Washington DC — As international leaders gather next week to discuss climate action during Climate Week NYC, new research shows that energy efficiency can slash US energy use and greenhouse gas emissions by 50% by 2050 and get the United States halfway toward its climate goals.
The report, by the nonprofit American Council for an Energy-Efficient Economy, offers a road map for dramatically reducing energy waste. It identifies ambitious but cost-effective and technically possible measures that would avert emissions of nearly 2,500 million metric tons of heat-trapping carbon dioxide — equivalent to all emissions from cars, trucks, homes, and commercial buildings in 2050.
“Energy efficiency is an urgently needed climate solution,” says ACEEE executive director Steven Nadel, a report co-author. “It can deliver swift, robust emissions cuts. We cannot wait to take action. We already see the effects of intensifying climate change and the resulting increase in extreme weather events — from respiratory and other health problems to flooding, drought, heat waves, and wildfires.”
To avoid a climate change catastrophe, long-term strategies have called for reducing total US greenhouse gas emissions by 80–100% by 2050. Prior studies, including by the International Energy Agency (IEA) and the Natural Resources Defense Council (NRDC) found that efficiency measures can produce nearly half of these reductions.
The ACEEE report, Halfway There: Energy Efficiency Can Cut Energy Use and Greenhouse Gas Emissions in Half by 2050, builds on this work by identifying 11 opportunities and related policies to achieve the necessary savings.

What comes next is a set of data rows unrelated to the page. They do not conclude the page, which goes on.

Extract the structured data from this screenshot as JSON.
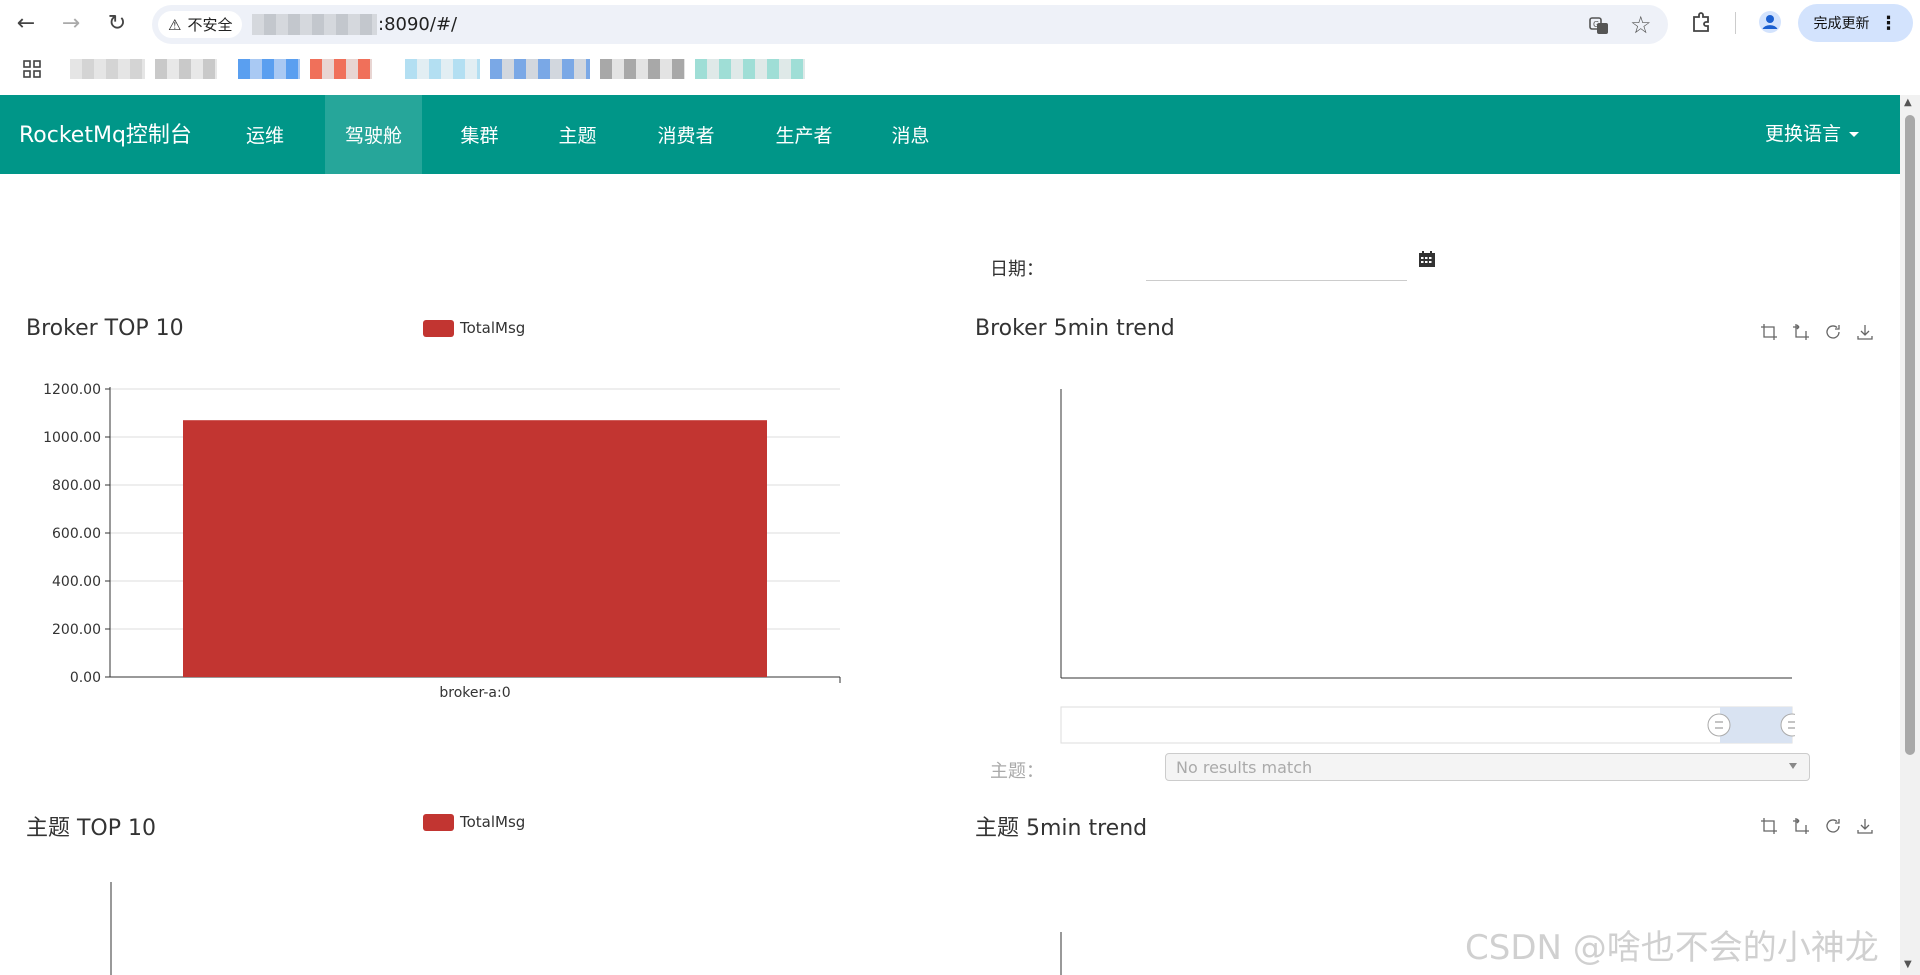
{
  "browser": {
    "back_icon": "←",
    "forward_icon": "→",
    "reload_icon": "↻",
    "security_icon": "⚠",
    "security_label": "不安全",
    "url_suffix": ":8090/#/",
    "translate_icon": "translate-icon",
    "star_icon": "☆",
    "extensions_icon": "extensions-icon",
    "profile_icon": "profile-icon",
    "update_label": "完成更新",
    "menu_icon": "⋮",
    "apps_icon": "apps-grid-icon"
  },
  "app": {
    "brand": "RocketMq控制台",
    "nav": [
      {
        "label": "运维",
        "active": false
      },
      {
        "label": "驾驶舱",
        "active": true
      },
      {
        "label": "集群",
        "active": false
      },
      {
        "label": "主题",
        "active": false
      },
      {
        "label": "消费者",
        "active": false
      },
      {
        "label": "生产者",
        "active": false
      },
      {
        "label": "消息",
        "active": false
      }
    ],
    "language_label": "更换语言",
    "accent_color": "#009688",
    "active_nav_color": "#26a69a"
  },
  "dashboard": {
    "date_label": "日期：",
    "date_value": "",
    "broker_top_title": "Broker TOP 10",
    "broker_trend_title": "Broker 5min trend",
    "topic_top_title": "主题 TOP 10",
    "topic_trend_title": "主题 5min trend",
    "legend_label": "TotalMsg",
    "topic_label": "主题：",
    "topic_select_placeholder": "No results match",
    "series_color": "#c23531"
  },
  "chart_data": [
    {
      "type": "bar",
      "title": "Broker TOP 10",
      "categories": [
        "broker-a:0"
      ],
      "series": [
        {
          "name": "TotalMsg",
          "values": [
            1070
          ]
        }
      ],
      "yticks": [
        "0.00",
        "200.00",
        "400.00",
        "600.00",
        "800.00",
        "1000.00",
        "1200.00"
      ],
      "ylim": [
        0,
        1200
      ],
      "grid": true,
      "legend": "top-center"
    },
    {
      "type": "line",
      "title": "Broker 5min trend",
      "series": [],
      "grid": false,
      "has_datazoom": true
    },
    {
      "type": "bar",
      "title": "主题 TOP 10",
      "series": [
        {
          "name": "TotalMsg",
          "values": []
        }
      ],
      "legend": "top-center"
    },
    {
      "type": "line",
      "title": "主题 5min trend",
      "series": []
    }
  ],
  "watermark": "CSDN @啥也不会的小神龙"
}
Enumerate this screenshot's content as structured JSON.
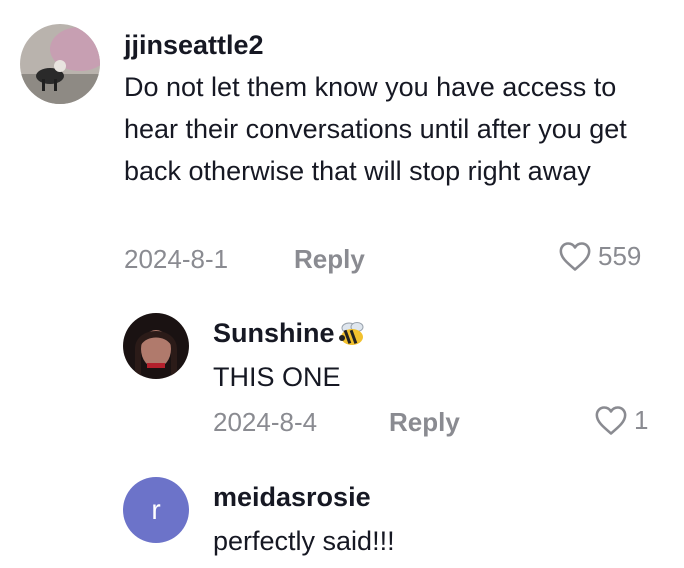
{
  "comments": [
    {
      "username": "jjinseattle2",
      "text": "Do not let them know you have access to hear their conversations until after you get back otherwise that will stop right away",
      "date": "2024-8-1",
      "reply_label": "Reply",
      "likes": "559",
      "avatar_icon": "husky-dog-photo"
    }
  ],
  "replies": [
    {
      "username": "Sunshine",
      "emoji_icon": "bee-icon",
      "text": "THIS ONE",
      "date": "2024-8-4",
      "reply_label": "Reply",
      "likes": "1",
      "avatar_icon": "profile-photo"
    },
    {
      "username": "meidasrosie",
      "text": "perfectly said!!!",
      "avatar_letter": "r",
      "avatar_color": "#6c73c9"
    }
  ],
  "colors": {
    "text": "#161823",
    "muted": "#8a8b91"
  }
}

Transportation, which will see a transition to electric vehicles, would deliver nearly half (46%) of the emissions reductions while buildings would deliver a third and industry a fifth. For energy savings, buildings would deliver 40% of the total, followed by transportation (32%) and industry (27%).
The major opportunities include:
- Transportation. A significant shift to electric cars and trucks and continued fuel economy gains under new standards could approximately halve vehicle carbon emissions. Also reducing emissions: less driving in cars and light trucks, improved freight system efficiency, and more-efficient airplanes.
- Buildings. New homes and commercial buildings could cut their emissions by 70% with efficient design and use of cleaner electricity. Existing homes and buildings slash emissions with energy-efficient upgrades, smart control technologies, and electrification of heating and cooling. Adding to total emissions cuts are updated efficiency standards for appliances and equipment and growth in the ENERGY STAR® program.
- Industry. The industrial sector could deliver hefty emissions cuts with strategic energy management, smart manufacturing, industrial process improvements (including electrification strategies), changes in feedstocks and new process technologies and materials.
“Energy efficiency is indispensable to climate change mitigation,“ says Kathleen Gaffney, co-author of the IEA’s Energy Efficiency 2018 report. “It’s already made an immense difference. Without efficiency measures implemented since 2000, global emissions in 2017 would have been 12% higher.”
Vignesh Gowrishankar, co-author of a related 2017 NRDC report, says energy efficiency is among the least expensive and most effective ways to reduce much of our emissions. “It also improves the cost and effectiveness of other critical solutions such as renewables, electric vehicles, and electric heat pumps,” he adds.
“The good news is that we can start right now by investing more in energy-efficient appliances, buildings, vehicles, and industrial plants,” says Lowell Ungar, ACEEE senior policy advisor and report co-author. “But to achieve maximum emissions reductions, we need political and financial investments that go far beyond business as usual. If we do so, the 2050 payoff will be impressive.”
The report says government policies and programs alone would deliver about $700 billion a year in energy savings by 2050. Plus, the authors note, such investment will create more jobs, boost grid resilience, reduce air pollution, and improve people’s health.
The US government, however, is moving to weaken efficiency standards for light bulbs, appliances and equipment, cars, and trucks. At the same time, more US cities and states are boosting their efficiency and clean energy efforts, though they still have a long way to go.
The report calls for scaling up energy efficiency measures, including:
- Rapid upgrades to vehicle standards, building energy codes, equipment efficiency standards, ENERGY STAR specifications, and state energy-savings targets.
- Substantial improvements to existing factories, homes, commercial buildings, and the electric grid and better management of energy use in all of them, spurred by government investment and requirements.
- More travel options and better management of freight and aviation energy use, including through user fees.
- A switch to electric vehicles, equipment, and industrial processes (along with a more efficient and cleaner power sector).
- Greater investment in research and development for new efficiency options in every sector, especially improved industrial processes.